But this is a business book on the epic scale. You'll read not just about Howard Lincoln, the attorney involved in a legal wrangle between Nintendo and MCA over the ownership of the film character King Kong, but about how Howard Lincoln's father was hard of hearing, and how his mother had good dress sense. You'll read about the views enjoyed by Minoru Arakawa from his Vancouver home before he joined Nintendo's New York office. You'll read about how Sigeru Miyamoto, creator of 'Super Mario Bros', 'had once climbed a tree and gotten high enough to see far-off mountains before he realised that he was stuck'. Is this incident the key to his brilliant game-designs?
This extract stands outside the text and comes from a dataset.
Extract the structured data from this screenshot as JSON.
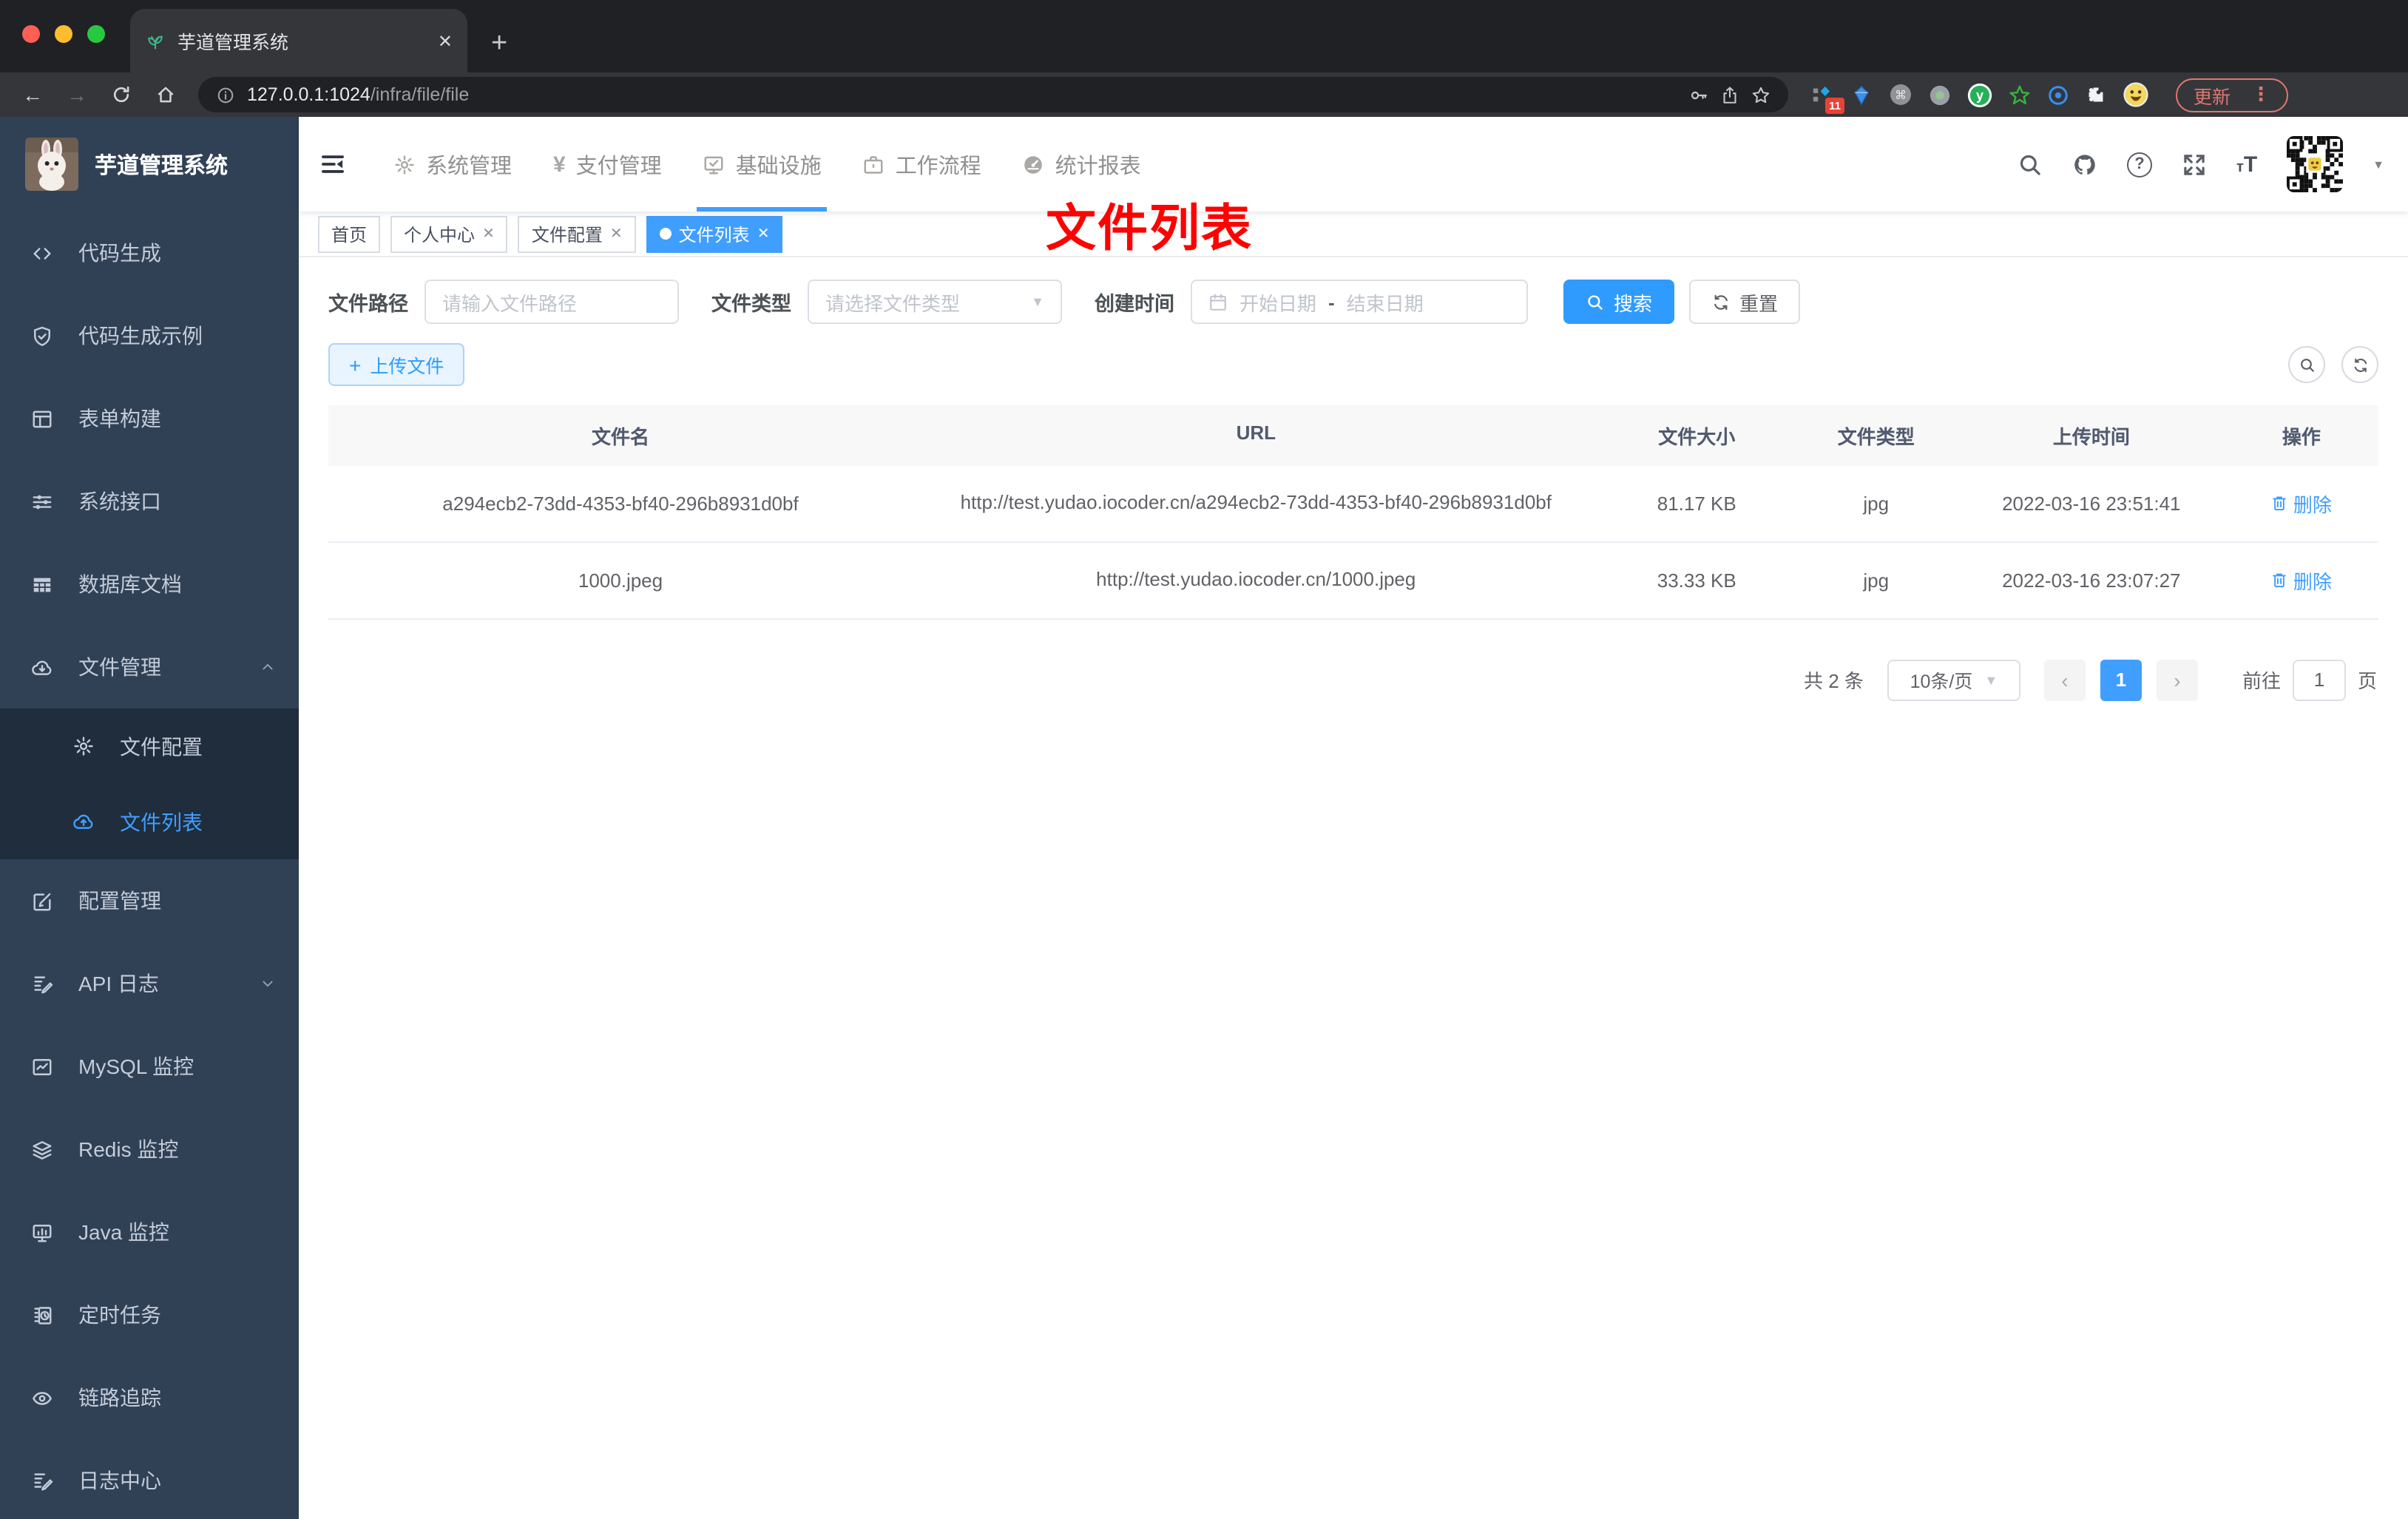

I doubt it.
David Sheff has certainly done his research - quite a lot of the time, though, you wish he hadn't. You wish he'd just told the compelling story of the rise of video games, of how they work by getting kids addicted, how the addiction is fuelled because the games create alternate waves of desperation and boredom, and how this ethos of designed obsolescence is capitalism at its most frightening. All this material is here, and it's great when you get to it, but it is like a story in slow motion.
Sheff takes you back to 19th-century Kyoto to tell you about the history of the Nintendo company, which started off selling playing cards, and quite a lot about its owners, the Yamauchis. Too much, in fact. Pretty soon, your mind is drifting away from thinking about games, and being distracted by things like: 'Arrogant and impudent, Hiroshi discarded his grandparents as he grew into a balefully handsome and debonair gentleman who carried his small body with conceited sturdiness, his head jutting forward.'
A few pages later, Hiroshi Yamauchi, now in charge of Nintendo, meets Gunpei Yokoi, who wants to design products. It is 1969. Yokoi is a 'short, solid, and unpretentious man'. He designs the 'Ultra Hand', a wooden contraption for picking things up. The thing about the Ultra Hand is that it is a bit silly. Yamauchi likes it. So he lets his short, solid, unpretentious employee design some other things: the Ultra Machine, a baseball game, the Ultra Scope, a periscope, and the Love Tester, a meter to read the heat generated when people hold hands.
Then another designer, Masayuki Uemura, joins the company. This man, 'with thick, wiry hair pushed to one side and an irrepressible ear- to-ear grin', realising that Japan is full of disused bowling alleys, designs some laser-gun games that can be played in these alleys. By 1974, Nintendo has a game called 'Wild Gunman', in which the competitor shoots at the image of a maniac projected on to a screen. In 1977 comes 'Color TV Game 6', the first real video game - tennis played by 'hitting' a ball of light across a TV screen. Remember that? And then comes the rash of arcade games - 'Sky Skipper', 'Hellfire', 'Sheriff' and 'Radarscope' - based on killing things that are coming towards you. And then, in 1981, Miyamoto designs 'Donkey Kong', a game in which a gorilla kidnaps the girlfriend of a short, squat character called Mario.
And then? Sheff has only just begun. There are endless court battles over copyright, niggles with distributors, changes of circuitry in several batches of hardware; there's stuff on the difference between Japanese and American workers
(Americans are lazier); there are moments when Yamauchi and Arakawa have terrible rows over how many units to import into America. But in the end, we know the story: these games sell. They sell better than anything else in the world, bar food, drink, and addictive drugs. Why? I want to know. This book isn't bad; it's mostly about what happens around the periphery of an amazing discovery. Why not get right to the heart of it?Reuse content